Upgrades to Fitzhenry Lab would enable ‘on the order of a million doses of a vaccine per production run,’ McMaster researcher says
McMaster “could and should play a key role in Canada’s biomanufacturing future,” researchers told a federal committee this week. (Shutterstock image)
BY Sarah Janes
February 26, 2021
McMaster “could and should play a key role in Canada’s biomanufacturing future,” Vice-President Research Karen Mossman urged the federal government at a committee hearing this week.
Mossman was one of two McMaster researchers invited to share their expertise with the House of Commons’ Standing Committee on Industry, Science and Technology Study on domestic COVID-19 vaccine development and manufacturing.
Both Mossman and Brian Lichty, director of the Robert E. Fitzhenry Vector Laboratory, highlighted McMaster’s capacity to develop and manufacture enough COVID-19 vaccine doses to meet Canadians’ needs without relying solely on international partners.
“Investment will be key to growing Canada’s vaccine manufacturing capacity and McMaster’s facility could and should play a key role in Canada’s biomanufacturing future,” said Mossman.
Mossman and Lichty are part of Canada’s Global Nexus for Pandemics and Biological Threats at McMaster, an international network of experts working across disciplines to address this pandemic and to prevent future pandemics and health threats.

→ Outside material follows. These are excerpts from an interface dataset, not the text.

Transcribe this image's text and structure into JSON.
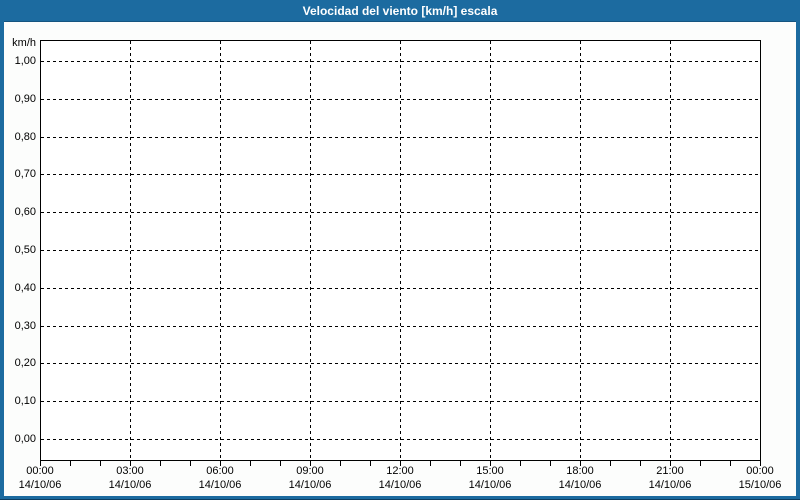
{
  "title_bar": {
    "title": "Velocidad del viento [km/h] escala",
    "bg_color": "#1c6ba0",
    "text_color": "#ffffff"
  },
  "frame": {
    "border_color": "#1c6ba0",
    "background": "#ffffff"
  },
  "chart_data": {
    "type": "line",
    "title": "Velocidad del viento [km/h] escala",
    "ylabel": "km/h",
    "xlabel": "",
    "ylim": [
      0.0,
      1.0
    ],
    "y_step": 0.1,
    "grid": {
      "style": "dashed",
      "color": "#000000"
    },
    "legend_position": "none",
    "series": [],
    "y_axis": {
      "unit": "km/h",
      "tick_labels": [
        "1,00",
        "0,90",
        "0,80",
        "0,70",
        "0,60",
        "0,50",
        "0,40",
        "0,30",
        "0,20",
        "0,10",
        "0,00"
      ],
      "tick_values": [
        1.0,
        0.9,
        0.8,
        0.7,
        0.6,
        0.5,
        0.4,
        0.3,
        0.2,
        0.1,
        0.0
      ]
    },
    "x_axis": {
      "span_hours": 24,
      "minor_tick_every_hours": 1,
      "major_tick_every_hours": 3,
      "major_ticks": [
        {
          "time": "00:00",
          "date": "14/10/06"
        },
        {
          "time": "03:00",
          "date": "14/10/06"
        },
        {
          "time": "06:00",
          "date": "14/10/06"
        },
        {
          "time": "09:00",
          "date": "14/10/06"
        },
        {
          "time": "12:00",
          "date": "14/10/06"
        },
        {
          "time": "15:00",
          "date": "14/10/06"
        },
        {
          "time": "18:00",
          "date": "14/10/06"
        },
        {
          "time": "21:00",
          "date": "14/10/06"
        },
        {
          "time": "00:00",
          "date": "15/10/06"
        }
      ]
    }
  }
}
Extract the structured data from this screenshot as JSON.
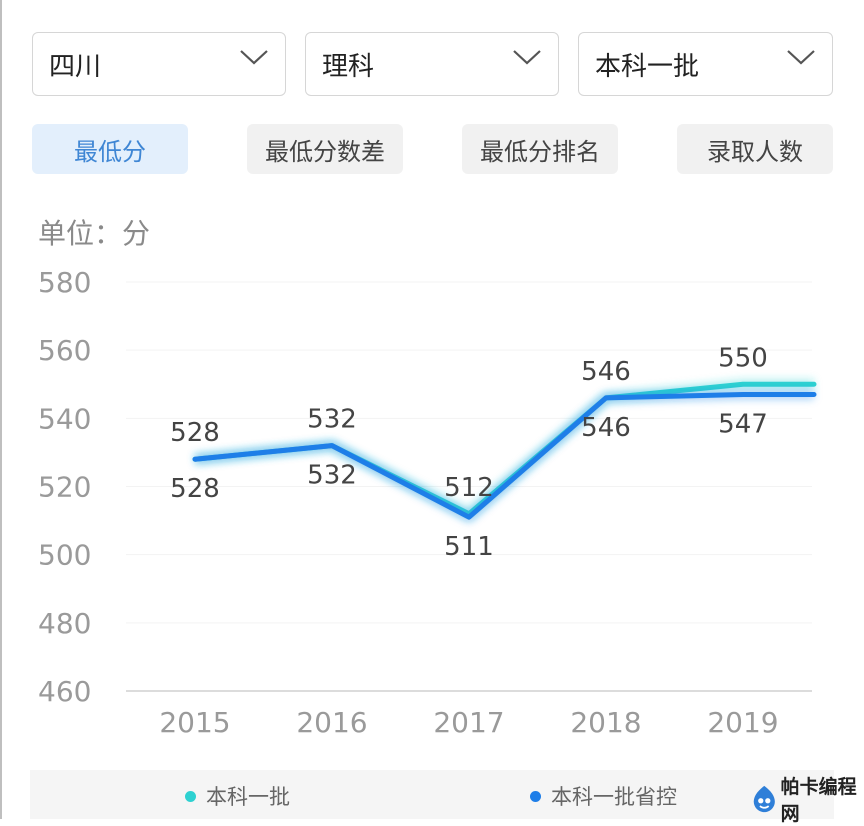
{
  "filters": {
    "province": "四川",
    "subject": "理科",
    "batch": "本科一批"
  },
  "tabs": [
    {
      "label": "最低分",
      "active": true
    },
    {
      "label": "最低分数差",
      "active": false
    },
    {
      "label": "最低分排名",
      "active": false
    },
    {
      "label": "录取人数",
      "active": false
    }
  ],
  "unit_label": "单位：分",
  "watermark": "帕卡编程网",
  "colors": {
    "accent": "#3f86d4",
    "series_1": "#2ed1d1",
    "series_2": "#1e7ee8"
  },
  "chart_data": {
    "type": "line",
    "x": [
      "2015",
      "2016",
      "2017",
      "2018",
      "2019"
    ],
    "ylim": [
      460,
      580
    ],
    "yticks": [
      580,
      560,
      540,
      520,
      500,
      480,
      460
    ],
    "grid": true,
    "legend": "bottom",
    "series": [
      {
        "name": "本科一批",
        "values": [
          528,
          532,
          512,
          546,
          550
        ]
      },
      {
        "name": "本科一批省控",
        "values": [
          528,
          532,
          511,
          546,
          547
        ]
      }
    ]
  }
}
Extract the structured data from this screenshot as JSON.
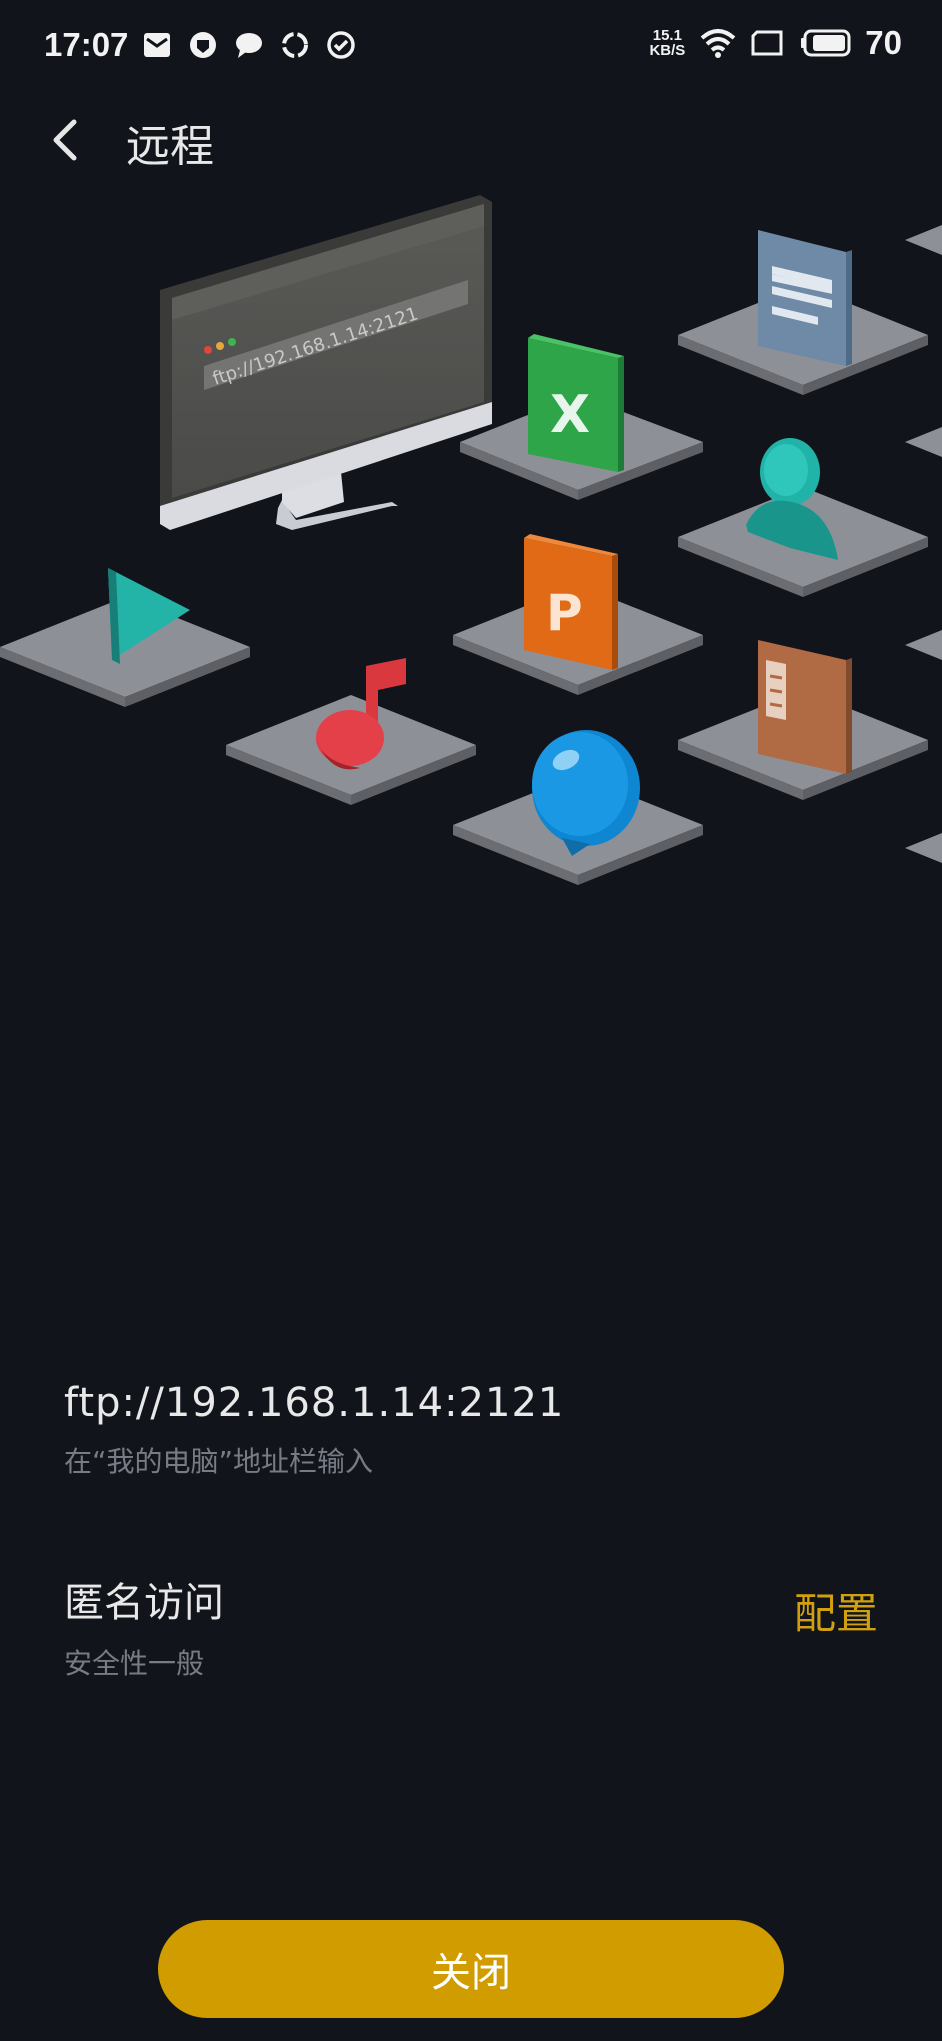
{
  "status_bar": {
    "time": "17:07",
    "network_speed_value": "15.1",
    "network_speed_unit": "KB/S",
    "battery_level": "70",
    "icons": [
      "mail-icon",
      "shield-icon",
      "chat-icon",
      "sync-icon",
      "check-circle-icon",
      "wifi-icon",
      "screen-icon",
      "battery-icon"
    ]
  },
  "app_bar": {
    "title": "远程"
  },
  "illustration": {
    "monitor_address": "ftp://192.168.1.14:2121",
    "tiles": [
      "video-icon",
      "music-icon",
      "excel-icon",
      "powerpoint-icon",
      "bubble-icon",
      "document-icon",
      "contact-icon",
      "archive-icon"
    ]
  },
  "ftp": {
    "address": "ftp://192.168.1.14:2121",
    "hint": "在“我的电脑”地址栏输入"
  },
  "access": {
    "title": "匿名访问",
    "subtitle": "安全性一般",
    "config_label": "配置"
  },
  "actions": {
    "close_label": "关闭"
  },
  "colors": {
    "background": "#11141b",
    "accent": "#d19c00",
    "config_text": "#d1a010",
    "secondary_text": "#777b83"
  }
}
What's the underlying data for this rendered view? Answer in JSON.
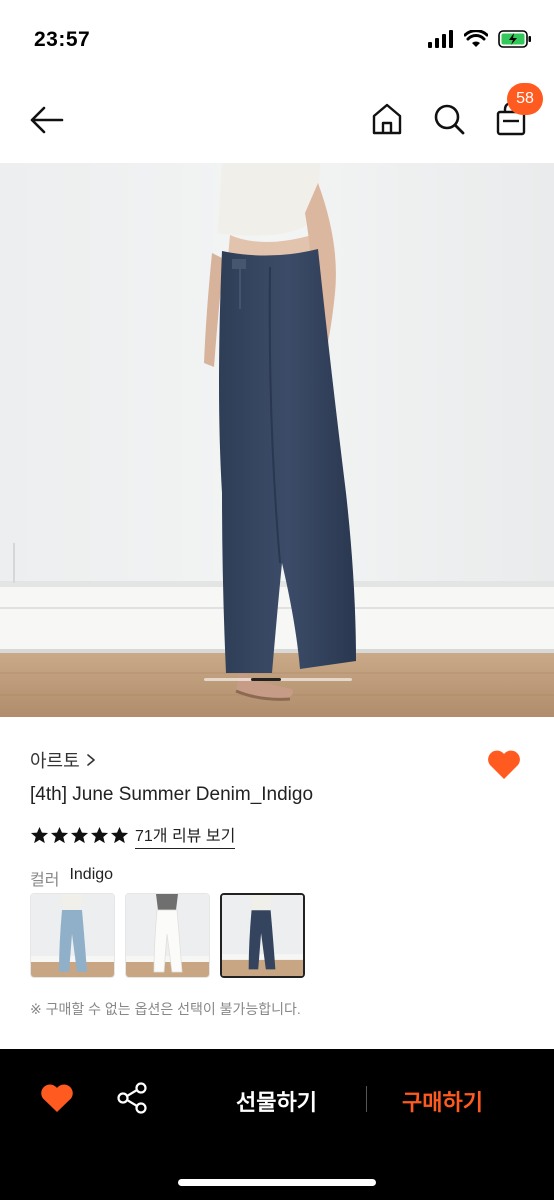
{
  "status_bar": {
    "time": "23:57",
    "icons": [
      "cellular-signal-icon",
      "wifi-icon",
      "battery-charging-icon"
    ]
  },
  "nav": {
    "icons": [
      "back-arrow-icon",
      "home-icon",
      "search-icon",
      "shopping-bag-icon"
    ],
    "cart_count": "58"
  },
  "gallery": {
    "image_description": "model wearing indigo wide denim pants",
    "current_page_fraction": 0.4
  },
  "product": {
    "brand": "아르토",
    "title": "[4th] June Summer Denim_Indigo",
    "rating_stars": 5,
    "review_link": "71개 리뷰 보기",
    "liked": true,
    "color_label": "컬러",
    "color_value": "Indigo",
    "swatches": [
      {
        "name": "light-blue-jeans",
        "selected": false
      },
      {
        "name": "white-jeans",
        "selected": false
      },
      {
        "name": "indigo-jeans",
        "selected": true
      }
    ],
    "notice": "※ 구매할 수 없는 옵션은 선택이 불가능합니다."
  },
  "bottom_bar": {
    "gift_label": "선물하기",
    "buy_label": "구매하기"
  },
  "colors": {
    "accent": "#ff5a1f",
    "bottom_bar_bg": "#000000",
    "text": "#222222"
  }
}
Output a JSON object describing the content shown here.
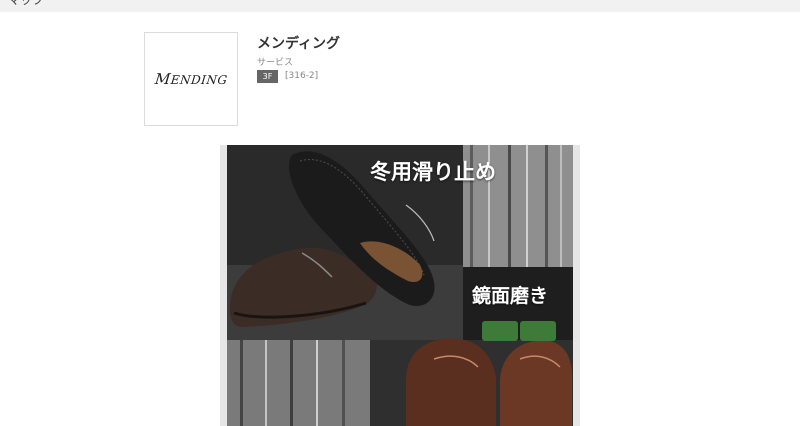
{
  "header": {
    "title": "マップ"
  },
  "shop": {
    "logo_text": "MENDING",
    "name": "メンディング",
    "category": "サービス",
    "floor": "3F",
    "code": "[316-2]"
  },
  "promo": {
    "caption_top": "冬用滑り止め",
    "caption_mid": "鏡面磨き"
  }
}
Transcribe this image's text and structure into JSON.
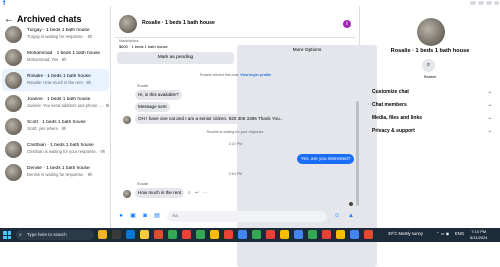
{
  "sidebar": {
    "title": "Archived chats",
    "chats": [
      {
        "name": "Turgay · 1 beds 1 bath house",
        "snippet": "Turgay is waiting for response. · 8h"
      },
      {
        "name": "Mohammad · 1 beds 1 bath house",
        "snippet": "Mohammad: Yes · 8h"
      },
      {
        "name": "Rosalie · 1 beds 1 bath house",
        "snippet": "Rosalie: How much is the rent · 8h"
      },
      {
        "name": "Joanne · 1 beds 1 bath house",
        "snippet": "Joanne: You send address and phone ... · 8h"
      },
      {
        "name": "Scott · 1 beds 1 bath house",
        "snippet": "Scott: yes where · 8h"
      },
      {
        "name": "Cristhian · 1 beds 1 bath house",
        "snippet": "Cristhian is waiting for your response. · 9h"
      },
      {
        "name": "Denise · 1 beds 1 bath house",
        "snippet": "Denise is waiting for response. · 9h"
      }
    ]
  },
  "conversation": {
    "title": "Rosalie · 1 beds 1 bath house",
    "marketplace_label": "Marketplace",
    "marketplace_item": "$600 · 1 beds 1 bath house",
    "mark_pending": "Mark as pending",
    "more_options": "More Options",
    "started_note": "Rosalie started this chat.",
    "view_profile": "View buyer profile",
    "sender_name": "Rosalie",
    "messages": [
      "Hi, is this available?",
      "Message sent",
      "OH I have one cat and I am a senior citizen. 920 306 3395  Thank You.."
    ],
    "waiting_note": "Rosalie is waiting for your response.",
    "time_1": "2:24 PM",
    "outgoing": "Yes, are you interested?",
    "time_2": "2:54 PM",
    "sender_name_2": "Rosalie",
    "last_message": "How much is the rent",
    "composer_placeholder": "Aa"
  },
  "right_panel": {
    "name": "Rosalie · 1 beds 1 bath house",
    "search_label": "Search",
    "rows": [
      "Customize chat",
      "Chat members",
      "Media, files and links",
      "Privacy & support"
    ]
  },
  "taskbar": {
    "search_placeholder": "Type here to search",
    "weather": "39°C  Mostly sunny",
    "lang": "ENG",
    "time": "7:10 PM",
    "date": "8/11/2024"
  },
  "colors": {
    "accent": "#1877f2",
    "outgoing_bubble": "#1a6ef5",
    "taskbar": "#1c2b3a"
  }
}
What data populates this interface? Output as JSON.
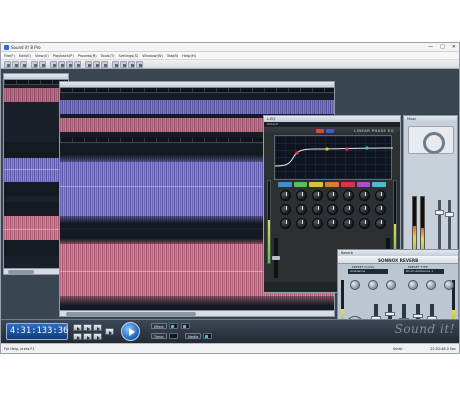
{
  "window": {
    "title": "Sound it! 8 Pro",
    "controls": [
      "—",
      "□",
      "✕"
    ]
  },
  "menu": {
    "items": [
      "File(F)",
      "Edit(E)",
      "View(V)",
      "Playback(P)",
      "Process(R)",
      "Tools(T)",
      "Settings(S)",
      "Window(W)",
      "Tab(B)",
      "Help(H)"
    ]
  },
  "toolbar": {
    "icons": [
      "new-file-icon",
      "open-folder-icon",
      "save-icon",
      "undo-icon",
      "redo-icon",
      "cut-icon",
      "copy-icon",
      "paste-icon",
      "delete-icon",
      "select-icon",
      "zoom-in-icon",
      "zoom-out-icon",
      "marker-icon",
      "pencil-icon",
      "snap-icon",
      "loop-icon"
    ]
  },
  "eq_plugin": {
    "title": "L-EQ",
    "preset_bar": "Default",
    "brand_name": "LINEAR PHASE EQ",
    "band_colors": [
      "#3c8fd6",
      "#4fc25a",
      "#e0c23a",
      "#e07a2c",
      "#d6374a",
      "#b04ad6",
      "#3ec2d6"
    ]
  },
  "mixer": {
    "title": "Mixer"
  },
  "reverb": {
    "title": "Reverb",
    "name": "SONNOX REVERB",
    "preset_class_label": "PRESET CLASS",
    "preset_class_value": "Ambience",
    "preset_type_label": "PRESET TYPE",
    "preset_type_value": "Drum Ambience 1"
  },
  "transport": {
    "time": "4:31:133:36",
    "effect_label": "Effect",
    "timer_label": "Timer",
    "media_label": "Media",
    "logo": "Sound it!"
  },
  "status": {
    "left": "For Help, press F1",
    "mid": "Small",
    "right": "22:02:48.0 Sec"
  }
}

Lichty underscored McMaster’s pioneering move to create a method to administer vaccines through inhalation to boost immunity within the lung where it is needed most.
“With support, the Fitzhenry Laboratory could be upgraded in a matter of months to produce on the order of a million doses of a vaccine per production run.”
Mossman commended Canada’s capable scientists who are working towards a vaccine through collaboration, which she says is a good outcome of the pandemic.
“We’re seeing an ability to bring everyone together and to integrate all of that knowledge in a way that’s really focused on the task at hand.”
The goal, says Mossman, is not only to learn from this pandemic, but ensuring that researchers are using the resources and identifying new resources they need to collectively make sure we are prepared for the next pandemic.